“A Charlie Brown Christmas” established the template, mixing morals and gags in a way that made the peachiness seem endearing. The perfectly pitched dialogue, written by Schulz himself, was voiced (at his insistence) by actual children. The expressionist use of line and color was introduced by director Bill Melendez, and the understated yet supremely catchy Latin jazz scores were the work of pianist-composer Vince Guaraldi and his combo. The tune Guaraldi called “Linus and Lucy” came to be synonymous with “Peanuts” for the generations that grew up on the specials.
While the movements of the characters–especially Snoopy–could be antic, Guaraldi’s scores set a cool counterpoint and provided a sense of serenity that was utterly unique. The characters weren’t always moving–sometimes they would stop and simply listen to each other–and Schulz insisted that there be no laugh track. He made the climax of the drama Linus walking to the center of the school stage to recite from the gospel of Luke–a decision daring even in its day, not least because it stopped the action for an extended period to show a hand-drawn character delivering a lisping speech.

For the full review, see:
WILL FRIEDWALD. “BOOKSHELF; Cheers for Chuck.” The Wall Street Journal (Sat., December 22, 2012): C10.
(Note: ellipsis added.)

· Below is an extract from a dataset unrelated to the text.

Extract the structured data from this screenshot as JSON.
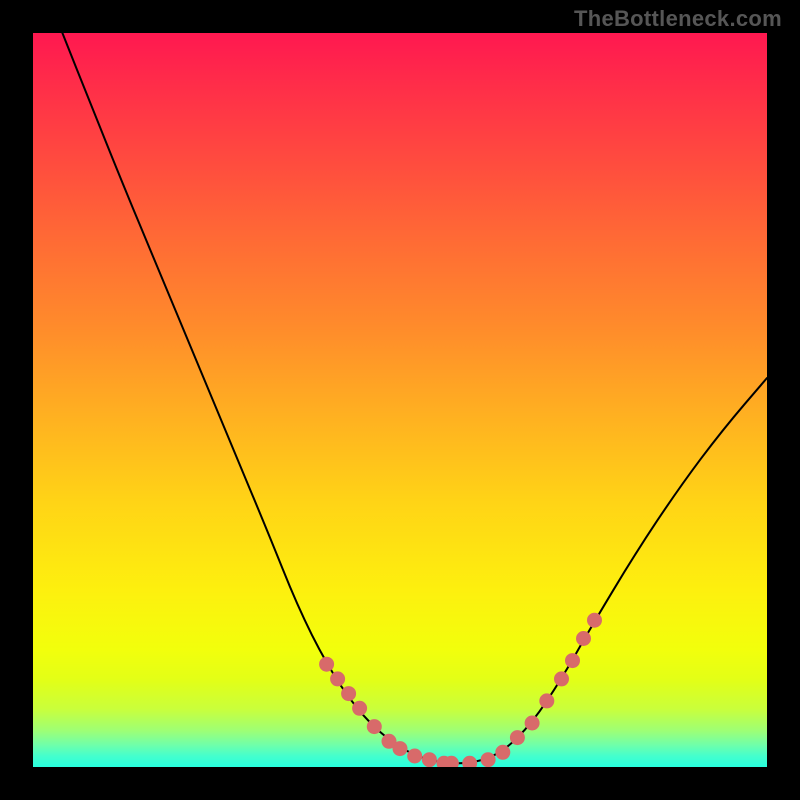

(Note: the online version of the review has the date December 21, 2012.)

Book under review:
Solomon, Charles. The Art and Making of Peanuts Animation: Celebrating Fifty Years of Television Specials. San Francisco, CA: Chronicle Books, 2012.